▶ [What is required]
Go through the listing below and show each line that has the word "server".

▶ [Available data]
▶
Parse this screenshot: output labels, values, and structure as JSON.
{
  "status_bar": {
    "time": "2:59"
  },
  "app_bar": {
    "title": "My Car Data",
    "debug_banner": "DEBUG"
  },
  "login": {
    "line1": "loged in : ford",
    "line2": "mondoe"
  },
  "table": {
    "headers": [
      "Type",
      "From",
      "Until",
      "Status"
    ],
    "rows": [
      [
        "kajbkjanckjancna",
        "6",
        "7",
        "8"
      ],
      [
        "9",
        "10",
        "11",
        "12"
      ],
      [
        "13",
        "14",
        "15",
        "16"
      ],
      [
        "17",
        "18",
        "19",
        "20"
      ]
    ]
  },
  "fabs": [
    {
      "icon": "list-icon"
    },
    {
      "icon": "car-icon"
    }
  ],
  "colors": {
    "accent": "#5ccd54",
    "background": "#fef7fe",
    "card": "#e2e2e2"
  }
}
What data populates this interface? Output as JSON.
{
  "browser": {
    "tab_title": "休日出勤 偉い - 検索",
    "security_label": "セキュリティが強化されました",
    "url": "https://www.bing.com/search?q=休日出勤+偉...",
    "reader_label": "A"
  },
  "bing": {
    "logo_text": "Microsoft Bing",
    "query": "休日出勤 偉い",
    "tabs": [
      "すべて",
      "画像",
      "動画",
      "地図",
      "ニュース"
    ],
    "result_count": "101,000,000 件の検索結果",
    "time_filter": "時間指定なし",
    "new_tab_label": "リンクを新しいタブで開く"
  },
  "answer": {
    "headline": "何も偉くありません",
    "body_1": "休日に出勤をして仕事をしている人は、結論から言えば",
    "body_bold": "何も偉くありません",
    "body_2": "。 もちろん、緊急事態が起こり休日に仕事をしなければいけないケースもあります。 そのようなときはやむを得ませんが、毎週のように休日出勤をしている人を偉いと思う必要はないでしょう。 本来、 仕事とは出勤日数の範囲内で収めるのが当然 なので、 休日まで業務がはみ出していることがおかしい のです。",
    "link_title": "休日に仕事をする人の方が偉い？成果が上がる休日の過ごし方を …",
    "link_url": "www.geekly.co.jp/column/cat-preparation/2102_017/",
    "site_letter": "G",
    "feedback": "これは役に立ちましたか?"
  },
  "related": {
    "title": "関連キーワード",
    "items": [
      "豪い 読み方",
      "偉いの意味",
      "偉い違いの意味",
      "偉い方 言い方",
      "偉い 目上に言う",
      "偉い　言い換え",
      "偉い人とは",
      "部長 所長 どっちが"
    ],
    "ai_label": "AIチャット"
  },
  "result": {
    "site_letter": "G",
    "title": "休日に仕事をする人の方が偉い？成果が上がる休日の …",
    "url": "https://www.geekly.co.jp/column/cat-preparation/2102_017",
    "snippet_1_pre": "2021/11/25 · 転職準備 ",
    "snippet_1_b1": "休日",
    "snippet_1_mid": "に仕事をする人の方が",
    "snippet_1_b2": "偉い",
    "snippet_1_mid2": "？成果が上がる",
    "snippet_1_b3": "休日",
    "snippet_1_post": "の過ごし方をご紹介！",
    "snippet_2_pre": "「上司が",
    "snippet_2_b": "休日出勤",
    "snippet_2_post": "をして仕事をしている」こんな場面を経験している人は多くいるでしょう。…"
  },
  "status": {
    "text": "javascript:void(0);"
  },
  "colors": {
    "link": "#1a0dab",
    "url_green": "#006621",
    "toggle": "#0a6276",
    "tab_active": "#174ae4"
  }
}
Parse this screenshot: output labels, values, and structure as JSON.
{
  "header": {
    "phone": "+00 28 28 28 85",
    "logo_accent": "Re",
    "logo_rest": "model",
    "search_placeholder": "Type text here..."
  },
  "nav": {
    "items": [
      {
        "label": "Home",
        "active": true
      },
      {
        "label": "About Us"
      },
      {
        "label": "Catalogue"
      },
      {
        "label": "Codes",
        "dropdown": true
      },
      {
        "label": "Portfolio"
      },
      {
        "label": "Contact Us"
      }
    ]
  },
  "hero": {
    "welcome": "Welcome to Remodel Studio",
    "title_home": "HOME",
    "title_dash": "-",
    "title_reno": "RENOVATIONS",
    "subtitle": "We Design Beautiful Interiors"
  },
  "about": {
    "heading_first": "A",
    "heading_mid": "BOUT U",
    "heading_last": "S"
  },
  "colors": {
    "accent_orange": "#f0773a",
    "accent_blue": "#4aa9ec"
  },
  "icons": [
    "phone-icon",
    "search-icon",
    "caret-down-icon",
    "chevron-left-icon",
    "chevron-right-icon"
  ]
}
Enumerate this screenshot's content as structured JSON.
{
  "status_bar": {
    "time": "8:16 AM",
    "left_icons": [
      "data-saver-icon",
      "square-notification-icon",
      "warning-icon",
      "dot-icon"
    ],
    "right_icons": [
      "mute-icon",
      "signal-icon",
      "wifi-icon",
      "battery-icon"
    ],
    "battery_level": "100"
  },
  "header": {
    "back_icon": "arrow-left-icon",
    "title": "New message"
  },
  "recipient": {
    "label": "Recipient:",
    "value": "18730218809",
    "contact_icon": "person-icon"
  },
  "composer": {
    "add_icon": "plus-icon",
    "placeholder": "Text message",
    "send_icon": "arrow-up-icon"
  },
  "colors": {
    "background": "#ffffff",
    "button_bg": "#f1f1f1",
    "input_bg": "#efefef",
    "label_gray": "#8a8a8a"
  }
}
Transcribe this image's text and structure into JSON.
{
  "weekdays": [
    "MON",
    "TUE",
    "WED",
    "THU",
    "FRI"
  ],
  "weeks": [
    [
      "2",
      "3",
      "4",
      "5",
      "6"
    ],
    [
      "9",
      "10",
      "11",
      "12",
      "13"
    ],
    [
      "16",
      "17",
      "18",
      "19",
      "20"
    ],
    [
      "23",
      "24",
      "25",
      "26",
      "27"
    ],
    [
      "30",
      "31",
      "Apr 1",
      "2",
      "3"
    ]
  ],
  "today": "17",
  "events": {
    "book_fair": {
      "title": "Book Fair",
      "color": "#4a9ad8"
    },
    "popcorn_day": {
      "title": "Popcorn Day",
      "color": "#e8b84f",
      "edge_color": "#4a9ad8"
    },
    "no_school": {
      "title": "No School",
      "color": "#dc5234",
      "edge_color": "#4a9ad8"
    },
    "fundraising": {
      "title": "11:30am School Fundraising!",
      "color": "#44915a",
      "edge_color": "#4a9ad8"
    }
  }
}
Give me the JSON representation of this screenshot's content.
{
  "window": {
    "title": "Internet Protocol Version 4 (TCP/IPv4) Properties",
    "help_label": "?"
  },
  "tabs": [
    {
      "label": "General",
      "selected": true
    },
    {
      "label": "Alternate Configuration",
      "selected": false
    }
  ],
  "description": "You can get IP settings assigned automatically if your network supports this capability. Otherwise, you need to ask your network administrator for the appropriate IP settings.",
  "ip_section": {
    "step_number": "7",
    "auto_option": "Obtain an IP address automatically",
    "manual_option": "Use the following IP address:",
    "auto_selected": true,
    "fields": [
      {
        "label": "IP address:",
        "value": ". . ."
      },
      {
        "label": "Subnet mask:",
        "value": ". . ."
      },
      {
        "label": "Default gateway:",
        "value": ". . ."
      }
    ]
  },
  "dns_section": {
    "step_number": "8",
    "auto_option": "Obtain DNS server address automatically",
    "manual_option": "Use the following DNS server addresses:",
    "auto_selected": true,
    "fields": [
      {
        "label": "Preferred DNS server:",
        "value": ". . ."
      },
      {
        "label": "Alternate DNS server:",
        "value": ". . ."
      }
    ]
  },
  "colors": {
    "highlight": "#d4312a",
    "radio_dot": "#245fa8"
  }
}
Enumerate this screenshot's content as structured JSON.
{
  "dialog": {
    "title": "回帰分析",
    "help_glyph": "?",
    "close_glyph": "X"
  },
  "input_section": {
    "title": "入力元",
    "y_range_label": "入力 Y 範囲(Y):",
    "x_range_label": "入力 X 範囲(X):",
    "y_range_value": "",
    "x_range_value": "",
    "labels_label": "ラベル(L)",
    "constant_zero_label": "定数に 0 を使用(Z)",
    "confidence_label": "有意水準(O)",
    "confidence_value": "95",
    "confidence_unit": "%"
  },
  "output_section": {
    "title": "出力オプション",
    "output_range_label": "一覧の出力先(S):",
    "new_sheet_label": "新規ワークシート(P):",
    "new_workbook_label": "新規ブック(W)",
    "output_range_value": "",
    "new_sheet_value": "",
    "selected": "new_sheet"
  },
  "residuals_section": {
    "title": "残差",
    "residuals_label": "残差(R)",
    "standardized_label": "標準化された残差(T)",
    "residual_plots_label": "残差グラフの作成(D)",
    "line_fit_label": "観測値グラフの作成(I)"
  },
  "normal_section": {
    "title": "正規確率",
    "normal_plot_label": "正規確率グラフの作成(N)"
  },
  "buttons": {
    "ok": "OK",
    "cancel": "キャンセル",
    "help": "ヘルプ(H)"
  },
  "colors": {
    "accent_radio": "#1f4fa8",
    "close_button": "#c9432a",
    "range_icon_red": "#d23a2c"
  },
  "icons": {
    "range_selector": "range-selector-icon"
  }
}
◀
▶ [Expected answer]
    "auto_option": "Obtain DNS server address automatically",
    "manual_option": "Use the following DNS server addresses:",
        "label": "Preferred DNS server:",
        "label": "Alternate DNS server:",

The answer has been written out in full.